Clinical audit is the review of clinical performance, the refining of clinical practice as a result and the measurement of performance against agreed standards - a cyclical process of improving the quality of clinical care.

  1. What is Clinical Effectiveness?

Clinical effectiveness is a measure of the extent to which a particular intervention works. The measure on its own is useful, but decisions are enhanced by considering additional factors, such as whether the intervention is appropriate and whether it represents value for money.

  1. What is Risk Management?

 

Risk management in health care are the “clinical and administrative activities undertaken to identify, evaluate, and reduce the risk of injury to patients, staff, and visitors and the risk of loss to the organization itself.” Risk management is proactive or reactive. Proactive is avoiding/preventing risk. Reactive is minimizing loss or damage after an adverse/bad event. 

 

  1. What are Minimal Service Delivery Standards (MSDS)?

The MSDS define a set of the benchmarks for minimum level of mandatory services that a Healthcare Establishment (HCE) is responsible to achieve and patients have a right to expect.  

 

  1. What are Sindh Service Delivery Standards (SSDS)?

SSDS stipulate a framework to improve quality of care provided in public and private hospitals in a structured manner. Provide the basis for organizational assessment of the delivery of quality patient care and services, and utilization of available resources. These standards are applicable to all types of hospitals – public and private, large and small, urban and rural in the Sindh province.

  1. What is the importance of SSDS?

The SSDS comprehend prominent elements of healthcare system requirements as well as service standards that can be easily implemented by a healthcare establishment and monitored by the Sindh Health Care Commission through an impartial and transparent evaluation process to assess a healthcare establishment’s level of compliance with the standards.

  1. How were the SSDS developed?

The SSDS came into existence pursuant to the promulgation of the SHCC Act 2013, which heralds the beginning of a new paradigm of healthcare service delivery framework in Sindh.
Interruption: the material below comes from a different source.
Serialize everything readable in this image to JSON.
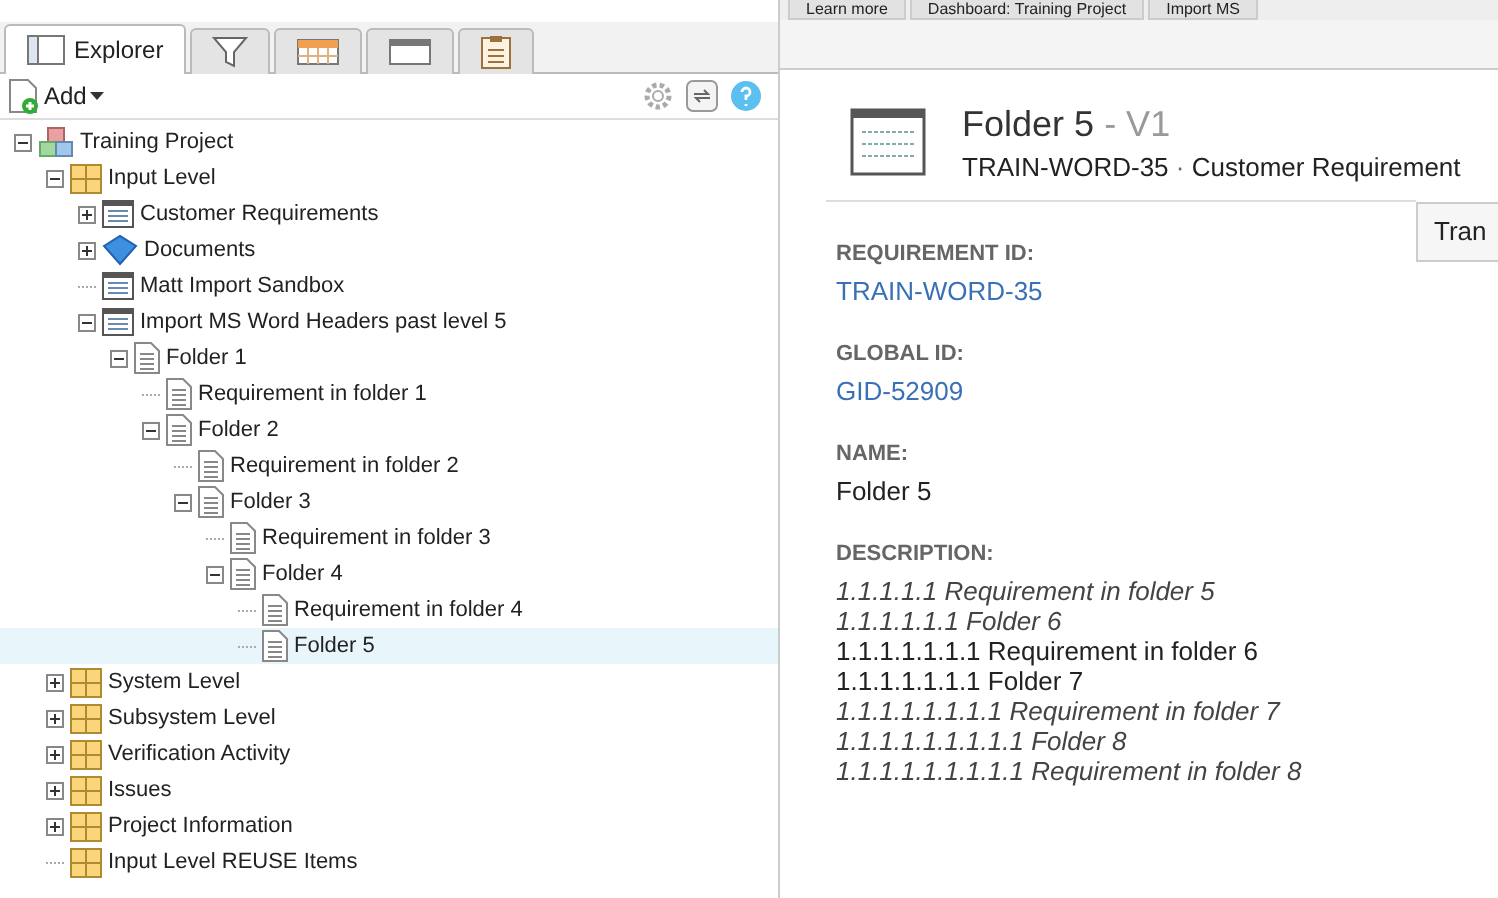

The SSDS are developed by the Sindh Health Care Commission through a collaborative approach, bringing together healthcare experts, healthcare practitioners from medical community, Homeopathy, Tibb and other key stakeholders from public and private sector to ensure open debate, and use of technical knowledge and bring in comprehensive consensus.

  1. SSDS covers which areas of the Health Care Establishments (HCEs)?

SSDS covers the following areas of HCEs:

  • Management
  • Service Delivery
  • Auxiliary Services
  • Infection Control, Hygiene and Waste Management
  • Safe and Appropriate Environment

 

  1. Is it necessary to implement SSDS in our organization/establishment?

Yes it is. Because without the implementation of SSDS, the Health Care Establishment will not be able to get license from Sindh Health Care Commission and furthermore will not be eligible for the provision of health care services.

 

  1. What if somebody not satisfied with the services of Health Care Establishment or noticed that standards have not being followed?

He/she can highlight the same to the concern HCE and if not get suitable resolution can contact SHCC for necessary proceedings.

 

  1. Is there any element of protection of HCEs included in Clinical Governance/SHCC?

Clinical Governance and SHCC have policies which not only protect HCEs, these rather give protection to HCWs and patients aw well.